Each of our vines is 100% European.  Like the legendary ‘pre-phylloxera vines’ planted in mid-1800’s Europe, all of Versado’s vines are grown “ungrafted.”  Entirely on their own roots, not grafted to the phylloxera-resistant rootstocks of native North American grapes, our ancient Malbec vines potentially provide the purest expression of the classic grape variety.  Slightly extended growing seasons and naturally reduced quantities of grapes (both enhancing potential flavours) are the other benefits of ungrafted vines. Ancient, ungrafted, noble vinifera varieties are incredibly rare, even in the upper echelons of fine winemaking.


Rebirth. 

As with all living things, a small percent of our vines will die annually. When this happens, rather than replace them with new, grafted clones from a nursery, as is the international norm, we use a method called “layering” to replace them.
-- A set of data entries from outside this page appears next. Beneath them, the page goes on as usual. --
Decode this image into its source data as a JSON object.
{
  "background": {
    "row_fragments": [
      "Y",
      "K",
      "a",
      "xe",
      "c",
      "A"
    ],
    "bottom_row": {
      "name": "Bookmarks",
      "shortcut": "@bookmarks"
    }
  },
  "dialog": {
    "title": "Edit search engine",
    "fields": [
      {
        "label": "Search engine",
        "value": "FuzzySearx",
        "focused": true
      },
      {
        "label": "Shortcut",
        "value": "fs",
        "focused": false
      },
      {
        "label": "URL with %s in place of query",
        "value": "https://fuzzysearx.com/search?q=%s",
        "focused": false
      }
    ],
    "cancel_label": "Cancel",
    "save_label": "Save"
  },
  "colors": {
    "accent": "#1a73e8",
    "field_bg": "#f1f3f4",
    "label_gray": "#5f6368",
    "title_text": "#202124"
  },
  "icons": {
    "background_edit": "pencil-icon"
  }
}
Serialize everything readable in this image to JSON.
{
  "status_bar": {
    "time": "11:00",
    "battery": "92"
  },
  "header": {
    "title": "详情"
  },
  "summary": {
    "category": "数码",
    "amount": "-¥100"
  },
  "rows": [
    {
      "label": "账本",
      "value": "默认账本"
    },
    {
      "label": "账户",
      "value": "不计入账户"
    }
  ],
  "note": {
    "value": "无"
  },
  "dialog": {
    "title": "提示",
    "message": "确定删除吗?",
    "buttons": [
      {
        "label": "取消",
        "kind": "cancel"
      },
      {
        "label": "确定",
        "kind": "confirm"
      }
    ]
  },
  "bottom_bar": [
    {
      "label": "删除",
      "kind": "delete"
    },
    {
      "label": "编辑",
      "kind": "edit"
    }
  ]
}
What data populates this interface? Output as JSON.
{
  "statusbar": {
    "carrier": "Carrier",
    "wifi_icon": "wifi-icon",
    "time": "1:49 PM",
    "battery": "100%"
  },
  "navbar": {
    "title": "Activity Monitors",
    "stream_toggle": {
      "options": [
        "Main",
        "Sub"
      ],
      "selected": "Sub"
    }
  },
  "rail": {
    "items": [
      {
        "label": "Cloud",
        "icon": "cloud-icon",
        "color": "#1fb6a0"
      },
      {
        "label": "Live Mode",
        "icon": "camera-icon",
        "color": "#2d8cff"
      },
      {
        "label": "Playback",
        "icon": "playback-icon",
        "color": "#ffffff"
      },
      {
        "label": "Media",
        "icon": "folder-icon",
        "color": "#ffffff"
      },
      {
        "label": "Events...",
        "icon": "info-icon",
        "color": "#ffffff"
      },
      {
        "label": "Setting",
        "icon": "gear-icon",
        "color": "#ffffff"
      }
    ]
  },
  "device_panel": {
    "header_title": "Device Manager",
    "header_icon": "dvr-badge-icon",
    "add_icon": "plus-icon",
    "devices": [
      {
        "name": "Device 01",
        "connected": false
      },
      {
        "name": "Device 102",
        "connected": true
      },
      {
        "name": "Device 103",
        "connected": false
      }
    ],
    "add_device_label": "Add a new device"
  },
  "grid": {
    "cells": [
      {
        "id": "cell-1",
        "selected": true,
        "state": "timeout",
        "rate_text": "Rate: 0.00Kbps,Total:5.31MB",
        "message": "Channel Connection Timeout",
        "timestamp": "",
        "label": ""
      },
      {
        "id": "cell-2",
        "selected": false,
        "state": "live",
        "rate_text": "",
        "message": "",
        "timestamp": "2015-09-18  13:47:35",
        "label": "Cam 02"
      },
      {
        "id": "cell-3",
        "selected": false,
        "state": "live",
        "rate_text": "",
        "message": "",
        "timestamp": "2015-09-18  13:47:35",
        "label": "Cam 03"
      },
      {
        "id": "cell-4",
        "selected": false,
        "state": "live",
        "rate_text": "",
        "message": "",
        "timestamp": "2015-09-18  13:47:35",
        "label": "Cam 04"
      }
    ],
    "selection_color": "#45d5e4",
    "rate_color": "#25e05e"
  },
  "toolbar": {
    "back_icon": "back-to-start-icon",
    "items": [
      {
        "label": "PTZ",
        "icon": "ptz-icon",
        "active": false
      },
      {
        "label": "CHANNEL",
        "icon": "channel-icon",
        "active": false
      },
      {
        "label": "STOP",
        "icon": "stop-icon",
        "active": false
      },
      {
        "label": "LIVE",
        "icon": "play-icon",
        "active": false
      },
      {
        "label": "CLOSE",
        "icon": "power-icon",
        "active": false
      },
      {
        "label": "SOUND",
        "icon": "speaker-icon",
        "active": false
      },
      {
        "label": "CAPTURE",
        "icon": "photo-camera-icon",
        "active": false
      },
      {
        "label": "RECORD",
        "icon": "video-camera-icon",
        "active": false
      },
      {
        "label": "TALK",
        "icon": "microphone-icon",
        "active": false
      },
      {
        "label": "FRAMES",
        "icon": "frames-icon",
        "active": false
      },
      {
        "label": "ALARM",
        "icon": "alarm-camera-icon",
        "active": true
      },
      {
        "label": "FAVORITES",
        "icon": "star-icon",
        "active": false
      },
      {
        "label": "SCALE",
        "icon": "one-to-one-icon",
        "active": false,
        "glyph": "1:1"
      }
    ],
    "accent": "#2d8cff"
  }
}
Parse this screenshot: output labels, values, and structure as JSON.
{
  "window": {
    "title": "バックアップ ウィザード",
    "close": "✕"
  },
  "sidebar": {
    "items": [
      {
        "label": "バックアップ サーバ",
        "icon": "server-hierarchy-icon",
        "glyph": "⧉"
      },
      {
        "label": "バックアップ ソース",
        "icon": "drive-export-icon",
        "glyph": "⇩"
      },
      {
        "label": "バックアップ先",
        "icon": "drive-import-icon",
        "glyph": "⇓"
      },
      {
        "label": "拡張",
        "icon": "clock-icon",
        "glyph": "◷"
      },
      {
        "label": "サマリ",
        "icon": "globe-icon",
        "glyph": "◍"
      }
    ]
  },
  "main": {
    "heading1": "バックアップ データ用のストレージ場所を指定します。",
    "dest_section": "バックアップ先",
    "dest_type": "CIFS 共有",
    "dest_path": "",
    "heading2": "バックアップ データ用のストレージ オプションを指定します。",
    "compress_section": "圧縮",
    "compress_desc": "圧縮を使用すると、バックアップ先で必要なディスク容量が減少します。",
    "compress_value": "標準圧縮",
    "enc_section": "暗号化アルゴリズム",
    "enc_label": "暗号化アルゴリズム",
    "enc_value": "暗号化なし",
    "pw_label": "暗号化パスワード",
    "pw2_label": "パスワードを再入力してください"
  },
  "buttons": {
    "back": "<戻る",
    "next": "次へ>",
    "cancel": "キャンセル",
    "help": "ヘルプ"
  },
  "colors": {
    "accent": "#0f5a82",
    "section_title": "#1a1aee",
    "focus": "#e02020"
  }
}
We leave a long shoot (branch) on a neighbouring ancient vine during pruning, and bend it down into a hole in the ground, turning it straight up again in the location the replacement vine is needed. (Click on the image at right to get a close-up view.)

The U-shaped portion that is buried will form roots - miraculously more quickly than a new vine would because of the tremendous energy from the fully established old “mother vine.”  Multiplying the effect, a thin steel “girdle” on the buried shoot prevents the flow of any nutrient back to the mother vine, while flow in the other direction is completely unrestricted. The result is a replacement vine that very quickly matures to the qualitative equal of the rest of the ancient vineyard, displaying consistent flavour profiles and, like the mother, 100% ungrafted vinifera. The quick establishment of this vine is especially important in a great, high quality/extremely low vigour vineyard, where a young nursery vine might take as many as eight to ten years to reach its full production, with the grapes still not being of comparable quality.

 

Location, Location, Location

Nature's Helping Hand